Calls for possession of illegal drugs to be decriminalised: have your say
Possession of illegal drugs should be decriminalised, according to a group of MPs who are lobbying the government to change the law.
The health and social care committee has said that the move should be made to combat the rising number of drug deaths, which it calls a “public health emergency”.
MPs called for a radical new policy towards drugs in the UK, as it claimed the current approach was clearly failing. However the government has said that it has no plans to decriminalise the possession of illegal drugs.
Drug deaths ‘emergency’
The committee’s report found that 2,670 deaths in the UK were attributed to drug misuse in 2018. This was an increase of 16 per cent on the year before.
And this number would double if the other causes of premature deaths among people who used drugs were included.
The report said, “Evidence heard throughout this inquiry leads the committee to conclude that UK drugs policy is clearly failing.
“The United Kingdom has some of the highest drug death rates in Europe, particularly in Scotland.
“This report shows how the rate of drug-related deaths has risen to the scale of a public health emergency.”
The report recommended an approach similar to that which was adopted in Portugal, which included improving treatment services, introducing harm reduction interventions and improving education and social support.
The report adds, “Decriminalisation of possession for personal use saves money from the criminal justice system and allows for more investment in prevention and treatment.
“Decriminalisation of possession for personal use saves money from the criminal justice system and allows for more investment in prevention and treatment.
“Decriminalisation will not be effective without investing in holistic harm reduction, support and treatment services for drug addiction. Doing so would save lives and provide better protection for communities.”
The report also argued that responsibility to drug policy should be with the Department for Health and Social Care rather than the Home Office, and that cuts to drug treatment services should be reversed.
Committee chairman, Dr Sarah Wollaston, said decriminalisation alone “would not be sufficient” and there needed to be a “radical upgrade in treatment and holistic care for those who are dependent on drugs, and this should begin without delay.”
She added, “Every drug death should be regarded as preventable and yet across the UK, the number of drugs-related deaths continues to rise to the scale of a public health emergency.
“Recommendations put forward in this report propose changes to drugs policy that are desperately needed to prevent thousands of deaths.
“Avoidable drug deaths are increasing year on year across the UK, but there has been a failure to act on the evidence. The Government should learn lessons from the international experience, including countries like Portugal and Frankfurt.”
A government spokesperson said, “The decriminalisation of drug possession in the UK would not eliminate the crime committed by the illicit trade, nor would it address the harms associated with drug dependence and the misery that this can cause to families and communities.

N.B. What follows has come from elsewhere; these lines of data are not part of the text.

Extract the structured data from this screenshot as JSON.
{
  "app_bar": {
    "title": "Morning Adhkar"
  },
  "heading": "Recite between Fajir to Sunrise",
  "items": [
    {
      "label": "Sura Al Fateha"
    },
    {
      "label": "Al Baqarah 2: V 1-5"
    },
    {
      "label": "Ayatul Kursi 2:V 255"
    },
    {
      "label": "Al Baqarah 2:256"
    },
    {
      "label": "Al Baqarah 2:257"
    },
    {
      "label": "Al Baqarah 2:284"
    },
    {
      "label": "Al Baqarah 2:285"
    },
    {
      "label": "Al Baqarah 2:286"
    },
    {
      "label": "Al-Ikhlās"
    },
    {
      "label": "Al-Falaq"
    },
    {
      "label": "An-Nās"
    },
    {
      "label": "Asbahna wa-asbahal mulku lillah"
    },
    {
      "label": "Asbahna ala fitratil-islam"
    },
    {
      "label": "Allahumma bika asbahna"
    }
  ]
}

“We are committed to reducing the use of drugs and the harms they cause, and the Home Office has commissioned a major independent review to examine these issues.
“We must prevent drug use in our communities, support people through treatment and recovery, and tackle the supply of illegal drugs.”